Plenty of cuteness, though.
What’s so marvelous is that the animation style supports Takahata’s chosen mood and themes; his perspective on the aftermath of the Tokyo firebombings. There’s a moment early on where all the survivors have assembled at a school turned aid-station. Seita and Setsuko are outside by the one remaining bit of jungle gym; their mother, burned beyond recognition, is dying within. And the background looks a bit like Turner set up an easel on the plain outside Hell – there’s this softness and charm to the style of the art, despite the fact it’s completely tan and desolate. The background remains static, unchanging, while Seita does some acrobatic tricks on the bars to distract Setsuke. He stands out so strongly against the desolation you’re somehow able to process both the scope and the tragedy of the destruction and the sort of moment-to-moment swing of emotions the survivors have, the sense of life going on.
It’s not that I don’t think there are problems with this movie, either. I just don’t care. Seita and Setsuke more or less run away from their disinterested relatives because their Aunt treats them as second-class loafers rather than family. But there isn’t the sense of abuse or immanent danger there, just coldness. Given the results of that decision are revealed upfront and are so tragic, I understand why some folks might tear their hair out over the way the film seems to justify it. However, it’s arguably more important that the kids run off simply because the war effort has swallowed any empathy their relatives have for them. That is the first, least remarked on, casualty. The fact Seita and Setsuke are immune to it both make them heroic and damn them.

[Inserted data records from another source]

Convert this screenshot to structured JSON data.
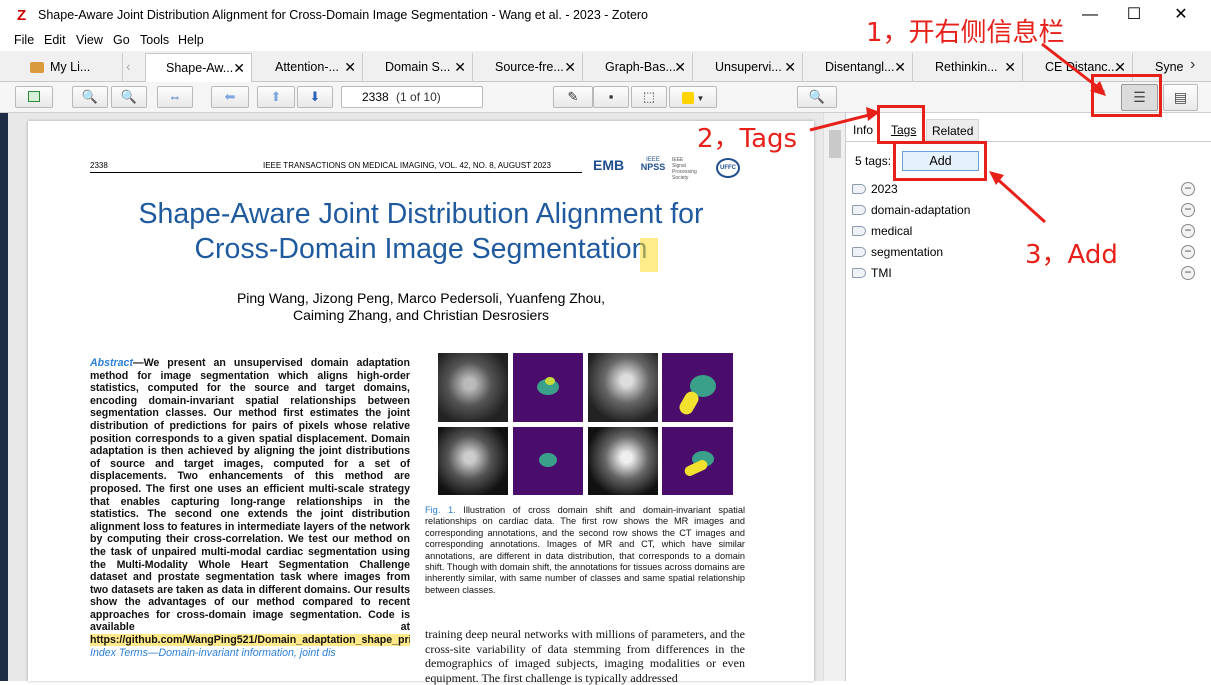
{
  "window": {
    "title": "Shape-Aware Joint Distribution Alignment for Cross-Domain Image Segmentation - Wang et al. - 2023 - Zotero",
    "app_icon": "zotero-z-icon",
    "minimize": "—",
    "maximize": "☐",
    "close": "✕"
  },
  "menu": [
    "File",
    "Edit",
    "View",
    "Go",
    "Tools",
    "Help"
  ],
  "tabs": [
    {
      "label": "My Li...",
      "icon": "library-icon"
    },
    {
      "label": "Shape-Aw...",
      "close": "✕"
    },
    {
      "label": "Attention-...",
      "close": "✕"
    },
    {
      "label": "Domain S...",
      "close": "✕"
    },
    {
      "label": "Source-fre...",
      "close": "✕"
    },
    {
      "label": "Graph-Bas...",
      "close": "✕"
    },
    {
      "label": "Unsupervi...",
      "close": "✕"
    },
    {
      "label": "Disentangl...",
      "close": "✕"
    },
    {
      "label": "Rethinkin...",
      "close": "✕"
    },
    {
      "label": "CE Distanc...",
      "close": "✕"
    },
    {
      "label": "Syne",
      "close": ""
    }
  ],
  "toolbar": {
    "page_value": "2338",
    "page_of": "(1 of 10)",
    "highlight_color": "#ffd400"
  },
  "pdf": {
    "header_left": "2338",
    "header_right": "IEEE TRANSACTIONS ON MEDICAL IMAGING, VOL. 42, NO. 8, AUGUST 2023",
    "logo_emb": "EMB",
    "logo_npss": "NPSS",
    "logo_ieee": "IEEE",
    "logo_sp": "Signal Processing Society",
    "logo_uffc": "UFFC",
    "title_line1": "Shape-Aware Joint Distribution Alignment for",
    "title_line2": "Cross-Domain Image Segmentation",
    "authors_line1": "Ping Wang, Jizong Peng, Marco Pedersoli, Yuanfeng Zhou,",
    "authors_line2": "Caiming Zhang, and Christian Desrosiers",
    "abstract_label": "Abstract",
    "abstract_text": "—We present an unsupervised domain adaptation method for image segmentation which aligns high-order statistics, computed for the source and target domains, encoding domain-invariant spatial relationships between segmentation classes. Our method first estimates the joint distribution of predictions for pairs of pixels whose relative position corresponds to a given spatial displacement. Domain adaptation is then achieved by aligning the joint distributions of source and target images, computed for a set of displacements. Two enhancements of this method are proposed. The first one uses an efficient multi-scale strategy that enables capturing long-range relationships in the statistics. The second one extends the joint distribution alignment loss to features in intermediate layers of the network by computing their cross-correlation. We test our method on the task of unpaired multi-modal cardiac segmentation using the Multi-Modality Whole Heart Segmentation Challenge dataset and prostate segmentation task where images from two datasets are taken as data in different domains. Our results show the advantages of our method compared to recent approaches for cross-domain image segmentation. Code is available at",
    "abstract_link": "https://github.com/WangPing521/Domain_adaptation_shape_prior",
    "index_terms": "Index Terms—Domain-invariant information, joint dis",
    "fig_label": "Fig. 1.",
    "fig_caption": "Illustration of cross domain shift and domain-invariant spatial relationships on cardiac data. The first row shows the MR images and corresponding annotations, and the second row shows the CT images and corresponding annotations. Images of MR and CT, which have similar annotations, are different in data distribution, that corresponds to a domain shift. Though with domain shift, the annotations for tissues across domains are inherently similar, with same number of classes and same spatial relationship between classes.",
    "body_text": "training deep neural networks with millions of parameters, and the cross-site variability of data stemming from differences in the demographics of imaged subjects, imaging modalities or even equipment. The first challenge is typically addressed"
  },
  "sidepane": {
    "tabs": [
      "Info",
      "Tags",
      "Related"
    ],
    "tag_count": "5 tags:",
    "add_label": "Add",
    "tags": [
      "2023",
      "domain-adaptation",
      "medical",
      "segmentation",
      "TMI"
    ]
  },
  "annotations": {
    "a1": "1，开右侧信息栏",
    "a2": "2，Tags",
    "a3": "3，Add"
  },
  "colors": {
    "annotation": "#e8201a",
    "title_blue": "#1f5a9e",
    "pdf_bg": "#e8e8e8"
  }
}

America: Fuck Yeah?
I’m more sympathetic to the criticism of the way the film ends – the fact that the rest of Seita’s journey is elided in favor of the crescendo of fire and fireflies at Setsuko’s funeral. It sort of shortchanges you at the very end, and makes the story more a sort of Passion of these kids rather than Seita’s journey. The book the film is based on was written by someone who survived the similar experience of having a sibling die of hunger. Having Seita live with the consequences of choices he couldn’t possibly have fully understood as a preteen would, I think, ultimately be more satisfying. But the ending as it exists is poignant enough, and more comforting for its characters. The pivots in and out of the spirit-reunion of the two also allow the viewer to watch each stage of action with the same level of worry and wonder as the kids.

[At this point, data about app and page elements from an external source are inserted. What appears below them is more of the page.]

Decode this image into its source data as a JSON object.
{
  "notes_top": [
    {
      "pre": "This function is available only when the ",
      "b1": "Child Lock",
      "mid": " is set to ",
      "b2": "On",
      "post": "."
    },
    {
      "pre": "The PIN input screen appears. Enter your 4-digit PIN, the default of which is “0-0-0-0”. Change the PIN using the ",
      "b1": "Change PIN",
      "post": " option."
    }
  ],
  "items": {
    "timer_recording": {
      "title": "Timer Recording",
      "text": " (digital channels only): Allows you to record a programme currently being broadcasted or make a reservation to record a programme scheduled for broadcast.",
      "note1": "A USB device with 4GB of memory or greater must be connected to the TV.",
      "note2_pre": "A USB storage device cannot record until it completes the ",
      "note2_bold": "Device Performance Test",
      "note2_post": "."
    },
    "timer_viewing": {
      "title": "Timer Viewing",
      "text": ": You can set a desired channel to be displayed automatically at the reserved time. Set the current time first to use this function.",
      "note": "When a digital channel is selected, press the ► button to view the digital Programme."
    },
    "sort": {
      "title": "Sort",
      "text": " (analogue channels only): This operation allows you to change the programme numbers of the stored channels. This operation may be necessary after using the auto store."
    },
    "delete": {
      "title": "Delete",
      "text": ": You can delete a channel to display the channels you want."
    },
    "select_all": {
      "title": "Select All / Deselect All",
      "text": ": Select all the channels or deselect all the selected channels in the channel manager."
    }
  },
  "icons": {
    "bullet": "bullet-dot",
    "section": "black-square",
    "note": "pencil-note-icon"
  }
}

Grave of the Fireflies is not the fun, charming Ghibli flick to curl up with for a chill night in. Not unless you’re also trying to uncover whether or not your roommates are robots, based on the amount of empathy they feel for the characters or something. It is, however, an incredibly moving story about the consequences of war and the power of family bonds. It is beautifully made and beautifully felt. Keep your tissue/beer ratio pretty even, and enjoy.